** Input material follows **

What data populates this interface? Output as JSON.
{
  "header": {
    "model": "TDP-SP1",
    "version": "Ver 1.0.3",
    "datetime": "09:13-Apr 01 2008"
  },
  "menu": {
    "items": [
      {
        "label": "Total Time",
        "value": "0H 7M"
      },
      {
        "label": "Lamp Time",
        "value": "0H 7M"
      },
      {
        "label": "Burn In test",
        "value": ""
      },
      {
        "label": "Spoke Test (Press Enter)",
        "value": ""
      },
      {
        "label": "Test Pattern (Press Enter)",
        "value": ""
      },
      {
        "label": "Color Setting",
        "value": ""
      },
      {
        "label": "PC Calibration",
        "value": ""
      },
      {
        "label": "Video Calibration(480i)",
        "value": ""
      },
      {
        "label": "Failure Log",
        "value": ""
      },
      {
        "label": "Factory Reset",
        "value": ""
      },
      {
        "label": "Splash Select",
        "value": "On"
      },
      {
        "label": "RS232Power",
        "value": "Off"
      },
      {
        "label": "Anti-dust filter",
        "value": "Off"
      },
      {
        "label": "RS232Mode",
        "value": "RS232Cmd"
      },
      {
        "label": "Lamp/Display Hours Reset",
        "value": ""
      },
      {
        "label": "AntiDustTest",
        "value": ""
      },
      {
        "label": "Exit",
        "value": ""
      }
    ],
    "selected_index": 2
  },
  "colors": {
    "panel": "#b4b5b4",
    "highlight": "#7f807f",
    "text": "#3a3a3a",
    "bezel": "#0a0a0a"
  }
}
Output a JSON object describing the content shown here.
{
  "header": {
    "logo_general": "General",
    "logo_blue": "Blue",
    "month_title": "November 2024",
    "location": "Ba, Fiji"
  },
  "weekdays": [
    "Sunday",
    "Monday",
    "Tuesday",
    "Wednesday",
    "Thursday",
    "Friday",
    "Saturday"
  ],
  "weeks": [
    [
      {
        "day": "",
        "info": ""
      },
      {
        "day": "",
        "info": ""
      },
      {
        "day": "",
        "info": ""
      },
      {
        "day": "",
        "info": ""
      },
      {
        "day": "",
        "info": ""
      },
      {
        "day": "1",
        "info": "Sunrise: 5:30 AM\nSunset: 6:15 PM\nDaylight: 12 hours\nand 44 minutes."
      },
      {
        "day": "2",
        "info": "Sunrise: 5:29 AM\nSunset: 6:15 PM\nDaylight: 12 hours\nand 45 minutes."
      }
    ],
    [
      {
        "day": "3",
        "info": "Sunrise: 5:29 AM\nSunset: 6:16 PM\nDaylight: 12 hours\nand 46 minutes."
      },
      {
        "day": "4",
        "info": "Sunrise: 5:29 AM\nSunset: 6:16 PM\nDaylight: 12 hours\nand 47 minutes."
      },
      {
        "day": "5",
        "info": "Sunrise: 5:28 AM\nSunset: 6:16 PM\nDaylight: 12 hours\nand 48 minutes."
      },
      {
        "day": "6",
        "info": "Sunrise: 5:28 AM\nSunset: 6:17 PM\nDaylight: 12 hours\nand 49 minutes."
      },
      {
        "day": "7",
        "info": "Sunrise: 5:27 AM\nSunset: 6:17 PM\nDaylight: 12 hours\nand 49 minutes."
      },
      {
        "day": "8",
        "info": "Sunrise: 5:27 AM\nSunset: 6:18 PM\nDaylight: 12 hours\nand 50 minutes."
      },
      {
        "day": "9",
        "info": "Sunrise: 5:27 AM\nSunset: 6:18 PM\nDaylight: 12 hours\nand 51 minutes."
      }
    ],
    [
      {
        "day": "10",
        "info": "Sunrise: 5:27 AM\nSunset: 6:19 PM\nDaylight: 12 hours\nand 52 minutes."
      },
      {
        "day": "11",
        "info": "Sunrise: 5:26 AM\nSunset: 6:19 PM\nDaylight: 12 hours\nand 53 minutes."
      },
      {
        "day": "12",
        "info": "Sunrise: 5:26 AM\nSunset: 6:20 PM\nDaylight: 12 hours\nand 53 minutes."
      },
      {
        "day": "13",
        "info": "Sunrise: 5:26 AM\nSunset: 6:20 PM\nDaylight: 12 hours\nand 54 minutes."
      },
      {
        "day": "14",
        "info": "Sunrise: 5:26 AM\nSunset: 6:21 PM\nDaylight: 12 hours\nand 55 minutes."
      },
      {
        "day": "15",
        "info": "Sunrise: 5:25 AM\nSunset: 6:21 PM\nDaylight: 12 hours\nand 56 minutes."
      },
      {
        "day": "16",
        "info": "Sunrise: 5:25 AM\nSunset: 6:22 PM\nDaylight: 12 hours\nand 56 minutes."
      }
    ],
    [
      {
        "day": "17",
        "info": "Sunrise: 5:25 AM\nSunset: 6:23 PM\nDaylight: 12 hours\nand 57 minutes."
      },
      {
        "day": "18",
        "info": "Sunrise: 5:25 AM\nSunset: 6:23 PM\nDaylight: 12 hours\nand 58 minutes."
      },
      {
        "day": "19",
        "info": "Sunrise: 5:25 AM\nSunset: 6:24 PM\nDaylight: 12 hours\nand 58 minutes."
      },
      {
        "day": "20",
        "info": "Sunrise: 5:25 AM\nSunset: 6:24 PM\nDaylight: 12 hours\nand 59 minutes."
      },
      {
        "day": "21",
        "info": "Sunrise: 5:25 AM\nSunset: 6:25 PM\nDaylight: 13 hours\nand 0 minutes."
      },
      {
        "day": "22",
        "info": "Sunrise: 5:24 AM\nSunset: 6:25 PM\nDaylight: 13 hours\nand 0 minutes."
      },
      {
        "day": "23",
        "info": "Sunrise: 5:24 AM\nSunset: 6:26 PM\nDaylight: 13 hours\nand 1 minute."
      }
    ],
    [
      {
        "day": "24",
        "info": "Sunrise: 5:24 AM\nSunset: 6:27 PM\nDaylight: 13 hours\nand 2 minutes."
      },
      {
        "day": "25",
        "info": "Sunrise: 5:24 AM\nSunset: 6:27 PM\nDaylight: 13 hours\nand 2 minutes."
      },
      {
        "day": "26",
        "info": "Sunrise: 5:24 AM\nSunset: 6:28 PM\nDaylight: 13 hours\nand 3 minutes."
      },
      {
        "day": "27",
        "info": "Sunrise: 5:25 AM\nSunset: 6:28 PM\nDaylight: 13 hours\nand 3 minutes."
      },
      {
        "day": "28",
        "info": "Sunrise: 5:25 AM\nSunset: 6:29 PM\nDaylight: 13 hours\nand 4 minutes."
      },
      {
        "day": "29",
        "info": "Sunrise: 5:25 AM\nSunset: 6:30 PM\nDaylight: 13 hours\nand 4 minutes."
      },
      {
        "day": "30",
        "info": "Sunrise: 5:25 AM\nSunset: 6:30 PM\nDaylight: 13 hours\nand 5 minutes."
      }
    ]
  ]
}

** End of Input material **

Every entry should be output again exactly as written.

Solution to the exercise —
What data populates this interface? Output as JSON.
{
  "header": {
    "model": "TDP-SP1",
    "version": "Ver 1.0.3",
    "datetime": "09:13-Apr 01 2008"
  },
  "menu": {
    "items": [
      {
        "label": "Total Time",
        "value": "0H 7M"
      },
      {
        "label": "Lamp Time",
        "value": "0H 7M"
      },
      {
        "label": "Burn In test",
        "value": ""
      },
      {
        "label": "Spoke Test (Press Enter)",
        "value": ""
      },
      {
        "label": "Test Pattern (Press Enter)",
        "value": ""
      },
      {
        "label": "Color Setting",
        "value": ""
      },
      {
        "label": "PC Calibration",
        "value": ""
      },
      {
        "label": "Video Calibration(480i)",
        "value": ""
      },
      {
        "label": "Failure Log",
        "value": ""
      },
      {
        "label": "Factory Reset",
        "value": ""
      },
      {
        "label": "Splash Select",
        "value": "On"
      },
      {
        "label": "RS232Power",
        "value": "Off"
      },
      {
        "label": "Anti-dust filter",
        "value": "Off"
      },
      {
        "label": "RS232Mode",
        "value": "RS232Cmd"
      },
      {
        "label": "Lamp/Display Hours Reset",
        "value": ""
      },
      {
        "label": "AntiDustTest",
        "value": ""
      },
      {
        "label": "Exit",
        "value": ""
      }
    ],
    "selected_index": 2
  },
  "colors": {
    "panel": "#b4b5b4",
    "highlight": "#7f807f",
    "text": "#3a3a3a",
    "bezel": "#0a0a0a"
  }
}
Output a JSON object describing the content shown here.
{
  "header": {
    "logo_general": "General",
    "logo_blue": "Blue",
    "month_title": "November 2024",
    "location": "Ba, Fiji"
  },
  "weekdays": [
    "Sunday",
    "Monday",
    "Tuesday",
    "Wednesday",
    "Thursday",
    "Friday",
    "Saturday"
  ],
  "weeks": [
    [
      {
        "day": "",
        "info": ""
      },
      {
        "day": "",
        "info": ""
      },
      {
        "day": "",
        "info": ""
      },
      {
        "day": "",
        "info": ""
      },
      {
        "day": "",
        "info": ""
      },
      {
        "day": "1",
        "info": "Sunrise: 5:30 AM\nSunset: 6:15 PM\nDaylight: 12 hours\nand 44 minutes."
      },
      {
        "day": "2",
        "info": "Sunrise: 5:29 AM\nSunset: 6:15 PM\nDaylight: 12 hours\nand 45 minutes."
      }
    ],
    [
      {
        "day": "3",
        "info": "Sunrise: 5:29 AM\nSunset: 6:16 PM\nDaylight: 12 hours\nand 46 minutes."
      },
      {
        "day": "4",
        "info": "Sunrise: 5:29 AM\nSunset: 6:16 PM\nDaylight: 12 hours\nand 47 minutes."
      },
      {
        "day": "5",
        "info": "Sunrise: 5:28 AM\nSunset: 6:16 PM\nDaylight: 12 hours\nand 48 minutes."
      },
      {
        "day": "6",
        "info": "Sunrise: 5:28 AM\nSunset: 6:17 PM\nDaylight: 12 hours\nand 49 minutes."
      },
      {
        "day": "7",
        "info": "Sunrise: 5:27 AM\nSunset: 6:17 PM\nDaylight: 12 hours\nand 49 minutes."
      },
      {
        "day": "8",
        "info": "Sunrise: 5:27 AM\nSunset: 6:18 PM\nDaylight: 12 hours\nand 50 minutes."
      },
      {
        "day": "9",
        "info": "Sunrise: 5:27 AM\nSunset: 6:18 PM\nDaylight: 12 hours\nand 51 minutes."
      }
    ],
    [
      {
        "day": "10",
        "info": "Sunrise: 5:27 AM\nSunset: 6:19 PM\nDaylight: 12 hours\nand 52 minutes."
      },
      {
        "day": "11",
        "info": "Sunrise: 5:26 AM\nSunset: 6:19 PM\nDaylight: 12 hours\nand 53 minutes."
      },
      {
        "day": "12",
        "info": "Sunrise: 5:26 AM\nSunset: 6:20 PM\nDaylight: 12 hours\nand 53 minutes."
      },
      {
        "day": "13",
        "info": "Sunrise: 5:26 AM\nSunset: 6:20 PM\nDaylight: 12 hours\nand 54 minutes."
      },
      {
        "day": "14",
        "info": "Sunrise: 5:26 AM\nSunset: 6:21 PM\nDaylight: 12 hours\nand 55 minutes."
      },
      {
        "day": "15",
        "info": "Sunrise: 5:25 AM\nSunset: 6:21 PM\nDaylight: 12 hours\nand 56 minutes."
      },
      {
        "day": "16",
        "info": "Sunrise: 5:25 AM\nSunset: 6:22 PM\nDaylight: 12 hours\nand 56 minutes."
      }
    ],
    [
      {
        "day": "17",
        "info": "Sunrise: 5:25 AM\nSunset: 6:23 PM\nDaylight: 12 hours\nand 57 minutes."
      },
      {
        "day": "18",
        "info": "Sunrise: 5:25 AM\nSunset: 6:23 PM\nDaylight: 12 hours\nand 58 minutes."
      },
      {
        "day": "19",
        "info": "Sunrise: 5:25 AM\nSunset: 6:24 PM\nDaylight: 12 hours\nand 58 minutes."
      },
      {
        "day": "20",
        "info": "Sunrise: 5:25 AM\nSunset: 6:24 PM\nDaylight: 12 hours\nand 59 minutes."
      },
      {
        "day": "21",
        "info": "Sunrise: 5:25 AM\nSunset: 6:25 PM\nDaylight: 13 hours\nand 0 minutes."
      },
      {
        "day": "22",
        "info": "Sunrise: 5:24 AM\nSunset: 6:25 PM\nDaylight: 13 hours\nand 0 minutes."
      },
      {
        "day": "23",
        "info": "Sunrise: 5:24 AM\nSunset: 6:26 PM\nDaylight: 13 hours\nand 1 minute."
      }
    ],
    [
      {
        "day": "24",
        "info": "Sunrise: 5:24 AM\nSunset: 6:27 PM\nDaylight: 13 hours\nand 2 minutes."
      },
      {
        "day": "25",
        "info": "Sunrise: 5:24 AM\nSunset: 6:27 PM\nDaylight: 13 hours\nand 2 minutes."
      },
      {
        "day": "26",
        "info": "Sunrise: 5:24 AM\nSunset: 6:28 PM\nDaylight: 13 hours\nand 3 minutes."
      },
      {
        "day": "27",
        "info": "Sunrise: 5:25 AM\nSunset: 6:28 PM\nDaylight: 13 hours\nand 3 minutes."
      },
      {
        "day": "28",
        "info": "Sunrise: 5:25 AM\nSunset: 6:29 PM\nDaylight: 13 hours\nand 4 minutes."
      },
      {
        "day": "29",
        "info": "Sunrise: 5:25 AM\nSunset: 6:30 PM\nDaylight: 13 hours\nand 4 minutes."
      },
      {
        "day": "30",
        "info": "Sunrise: 5:25 AM\nSunset: 6:30 PM\nDaylight: 13 hours\nand 5 minutes."
      }
    ]
  ]
}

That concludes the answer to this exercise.